I have some bigger ideas though. So the overkill framework sets up for those future ideas.
I’ll use Twitters bootstrap to make the UI easier and optimized better for most things.
Haven’t decided on DB, Web server, language, but considering MariaDB with Apache and python. Might go C sharp with IIS.
Yeah the problem with doing that is each dragon has their own seperate files for levels and such so I imagine creating a seperate table for each dragon would be a bit excessive. I’m trying to think of the best way of getting that data into a database that makes the most sense. Unfortunately since the stats differ per dragon/tier sometimes it’s hard to just sort them and it’s impractical to go through every file and check what’s the same and what’s not.
Personally I’ll probably be setting it up using a NodeJS backend, with a Mongo Database and a ngnix server, utilizing something like MaterialUI React for a view or something.
I feel like this is something we could probably work on together if you’re interested @Eidolon , as I’d like to extend the functionality beyond what Sandberg and Ameoba did as well. Would probably be more efficient than working on things seperately
Yeah I’d just dump them all into a dragon details table… similarly a buildingdetails table
I’d have a separate table for keeping track of imports and use the key value there to stamp all new dragon details. Create a maintenance job to archive or purge and/or rollup old data.
It’s pretty easy, both Python and C sharp can import csv easily into objects you could create rows from. Would need to do a little work to catch row changes.

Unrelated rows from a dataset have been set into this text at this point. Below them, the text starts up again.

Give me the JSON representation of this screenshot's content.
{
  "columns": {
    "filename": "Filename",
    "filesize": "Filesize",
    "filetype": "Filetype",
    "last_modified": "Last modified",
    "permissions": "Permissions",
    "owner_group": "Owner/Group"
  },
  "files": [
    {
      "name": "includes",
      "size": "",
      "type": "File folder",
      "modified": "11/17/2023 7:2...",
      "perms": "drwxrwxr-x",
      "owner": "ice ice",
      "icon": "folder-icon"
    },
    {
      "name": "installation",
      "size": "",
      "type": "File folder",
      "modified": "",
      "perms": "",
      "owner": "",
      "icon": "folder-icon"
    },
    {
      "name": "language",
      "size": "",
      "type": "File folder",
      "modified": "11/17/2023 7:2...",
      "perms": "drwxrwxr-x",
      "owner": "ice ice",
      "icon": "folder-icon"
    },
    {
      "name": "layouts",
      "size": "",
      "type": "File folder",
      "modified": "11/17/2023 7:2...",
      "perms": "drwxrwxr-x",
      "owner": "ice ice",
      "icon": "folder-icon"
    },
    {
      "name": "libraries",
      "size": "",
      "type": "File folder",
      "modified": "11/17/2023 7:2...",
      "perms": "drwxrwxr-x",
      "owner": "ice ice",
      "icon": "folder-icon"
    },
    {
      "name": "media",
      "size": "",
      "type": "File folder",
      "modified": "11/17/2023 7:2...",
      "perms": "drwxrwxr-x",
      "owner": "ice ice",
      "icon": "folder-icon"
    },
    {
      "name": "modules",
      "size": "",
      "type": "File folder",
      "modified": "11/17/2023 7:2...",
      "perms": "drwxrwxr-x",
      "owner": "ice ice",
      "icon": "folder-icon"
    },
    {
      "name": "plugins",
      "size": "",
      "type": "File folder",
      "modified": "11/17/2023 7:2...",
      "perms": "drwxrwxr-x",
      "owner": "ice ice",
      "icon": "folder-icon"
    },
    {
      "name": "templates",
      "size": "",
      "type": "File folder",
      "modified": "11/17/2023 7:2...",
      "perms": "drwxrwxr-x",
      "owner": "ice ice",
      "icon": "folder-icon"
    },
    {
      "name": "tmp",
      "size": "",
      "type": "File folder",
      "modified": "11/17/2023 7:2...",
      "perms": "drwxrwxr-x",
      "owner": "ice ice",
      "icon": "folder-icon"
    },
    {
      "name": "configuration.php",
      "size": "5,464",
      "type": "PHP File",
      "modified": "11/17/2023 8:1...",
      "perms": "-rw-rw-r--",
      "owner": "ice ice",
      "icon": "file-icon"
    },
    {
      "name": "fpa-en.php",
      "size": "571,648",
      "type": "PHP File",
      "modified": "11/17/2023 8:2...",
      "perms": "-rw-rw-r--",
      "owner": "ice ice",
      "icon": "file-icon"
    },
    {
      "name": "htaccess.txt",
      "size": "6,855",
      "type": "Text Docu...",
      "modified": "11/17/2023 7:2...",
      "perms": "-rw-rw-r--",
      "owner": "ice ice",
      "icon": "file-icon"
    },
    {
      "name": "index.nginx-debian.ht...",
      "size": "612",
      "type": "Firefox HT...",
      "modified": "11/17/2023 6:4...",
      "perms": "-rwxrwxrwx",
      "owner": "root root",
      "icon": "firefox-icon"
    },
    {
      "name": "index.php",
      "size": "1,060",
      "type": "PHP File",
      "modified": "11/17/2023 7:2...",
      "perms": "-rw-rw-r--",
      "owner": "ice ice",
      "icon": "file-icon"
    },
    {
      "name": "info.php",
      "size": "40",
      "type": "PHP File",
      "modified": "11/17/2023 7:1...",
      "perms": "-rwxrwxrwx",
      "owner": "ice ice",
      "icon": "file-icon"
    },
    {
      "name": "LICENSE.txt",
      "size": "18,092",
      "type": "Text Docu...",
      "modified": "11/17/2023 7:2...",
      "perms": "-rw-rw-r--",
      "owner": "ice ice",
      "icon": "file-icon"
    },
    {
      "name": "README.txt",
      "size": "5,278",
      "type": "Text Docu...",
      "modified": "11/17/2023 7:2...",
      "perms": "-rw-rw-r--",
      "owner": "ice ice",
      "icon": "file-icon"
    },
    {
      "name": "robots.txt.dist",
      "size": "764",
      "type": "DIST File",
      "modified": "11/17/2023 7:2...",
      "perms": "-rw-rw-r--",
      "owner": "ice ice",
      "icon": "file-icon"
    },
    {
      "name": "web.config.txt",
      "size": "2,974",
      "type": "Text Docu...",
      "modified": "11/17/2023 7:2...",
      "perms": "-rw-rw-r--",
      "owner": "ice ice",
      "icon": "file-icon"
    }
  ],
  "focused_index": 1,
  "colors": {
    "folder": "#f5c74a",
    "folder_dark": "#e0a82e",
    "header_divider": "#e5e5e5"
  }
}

You could read directly from flatfiles but it likely would be a lot slower (with a decent load) and less powerful with searching, and you would want to basically pre-create your own layout.
Creating the join statements will be the hardest part.
Using NOSQL because it’s what you know or do you have a design choice driving that?
Nothing wrong with nodeJS. I have bittersweet experiences. Not really familiar with your UI.
Absolutely. I’m not with tons of available time but this kind of project is fun for me. I definitely have a lot of ideas. I actually might enjoy more of a brainstorming/engineering talk than implementation due to limited time and already having ideas I wished sandberg and amoeba had done
I am using Angular to diectly parse the data into Arrays which can simply be handled, this brings the benefit that for every normal game update the only thing I need to do is to upload the csv files into the /asset folder, which makes it easy to maintain.
I will push my code to GitHub, once I have implemented all the basic stuff, as currently to have a fast solution some of the code needs to be refactored anyhow.
I am wondering if combined forces aren’t more effective and efficient to get the best results.
Basically it’s what I’m familiar with and it also allowed me to embed the level data into each dragon itself as I spent a bit of time yesterday parsing the data and formatting it into some nicer JSON files that I could manipulate.
Implementation is the easier parts of doing everything, coming up with the ideas the more difficult part. It’d be great if we could have some sort of chat going on about ideas, engineering and such. Do you have line, or what would be your preferred source of communication
I thought about that but I was concerned about potential performance issues so I just spent about two days writing code to parse the csvs into json to insert into a database.
Would probably be the best thing for the community imo
Hmm, you know what they say about coding projects… With twice the people you can build the code in twice the time!
Anyway, I’m faffing around a bit with the files too. I don’t think it’s bad a lot of people are working on this but it’s good to exchange info on where stuff is located.